Is this formula accurate? I can't follow their derivation, because it starts with an expression for the unit normal to $$G$$ that looks incorrect to me: $$\begin{equation} N = \frac{1}{W}(-u_1 \partial_1 - u_2 \partial_2 + \partial_3), \end{equation}$$ with $$W = (1 + g^{ij} u_i u_j)^{1/2}$$.

• If you have an isometric immersion $\phi: M \rightarrow N$, then I'm pretty sure that the Hessian of $\phi$, $$\partial^2\phi: S^2T_*M \rightarrow T_*N$$ is the second fundamental form multiplied by the unit normal. Therefore, the embedding is minimal if $g^{ij}\nabla^2_{ij}\phi = 0$, where $g$ is the metric on $M$. Here, $\phi(x) = (x,u(x))$. So you just need to compute the Hessian of this map. Jan 16 at 15:19
• @DeaneYang Hmm, that might be a good idea. I mean, I guess $\phi: x \mapsto (x,u(x))$ would generally not be an isometry $\Omega \to \Omega \times \mathbf{R}$, but it ought to be harmonic at least. I don't know that much about harmonic maps, but perhaps for graphs one can ignore the point with conformality, and the harmonic map and minimal surface equation are just equivalent. Is that in essence what you're suggesting in your comment? Jan 16 at 16:13
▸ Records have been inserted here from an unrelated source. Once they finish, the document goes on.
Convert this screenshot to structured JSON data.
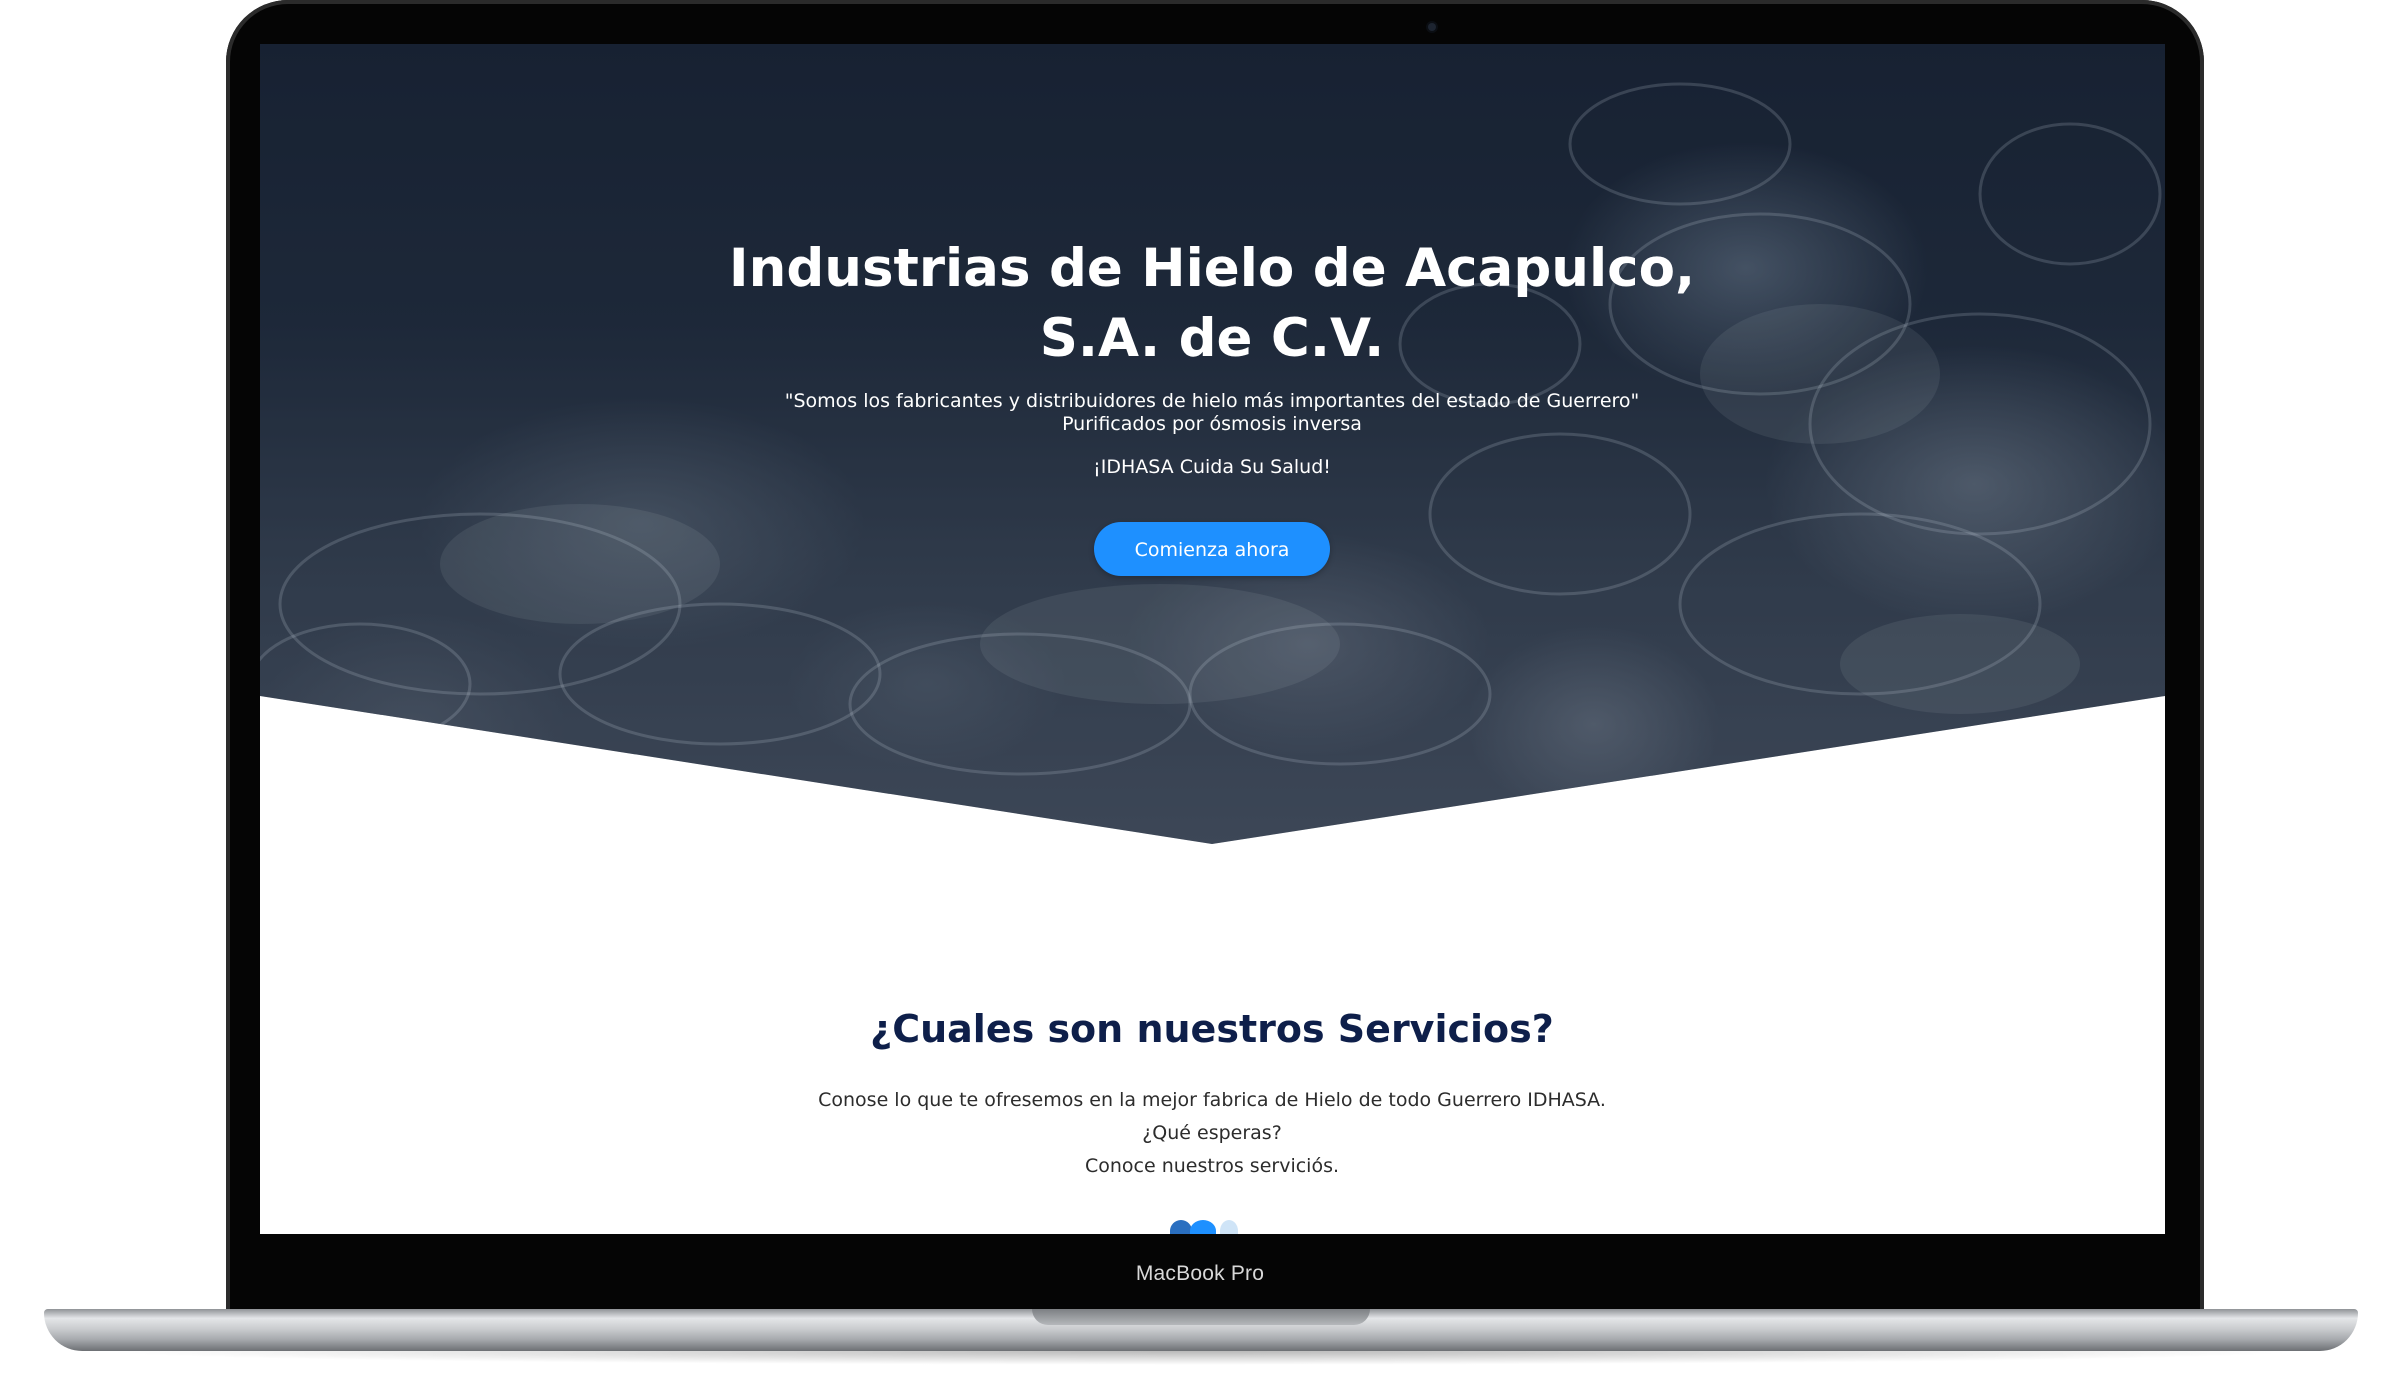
{
  "device": {
    "label": "MacBook Pro"
  },
  "hero": {
    "title_line1": "Industrias de Hielo de Acapulco,",
    "title_line2": "S.A. de C.V.",
    "subtitle_line1": "\"Somos los fabricantes y distribuidores de hielo más importantes del estado de Guerrero\"",
    "subtitle_line2": "Purificados por ósmosis inversa",
    "tagline": "¡IDHASA Cuida Su Salud!",
    "cta_label": "Comienza ahora"
  },
  "services": {
    "title": "¿Cuales son nuestros Servicios?",
    "line1": "Conose lo que te ofresemos en la mejor fabrica de Hielo de todo Guerrero IDHASA.",
    "line2": "¿Qué esperas?",
    "line3": "Conoce nuestros serviciós."
  },
  "colors": {
    "accent": "#1e90ff",
    "heading": "#0e1f4a",
    "hero_bg": "#222e3f"
  }
}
• Leo, the map is an isometric embedding of the pullback metric. The differential of the map is the Jacobian which does not depend on the metric but is a bundle map from one tangent bundle to the other. A nice exercise is to prove the covariant derivative of this map is the second fundamental form. Jan 16 at 18:34
• Is $g$ really an arbitrary metric on $U\times\mathbb{R}$? Or have you omitted any assumptions about $g$/ Jan 17 at 16:02
• @DeaneYang Yup - the metric is arbitrary, there's no secrets. (I'd be delighted with a formula when $n = 3$, not sure if that counts.) I assumed that a formula was possible, seeing as Colding-Minicozzi give one in their book. Jan 17 at 21:21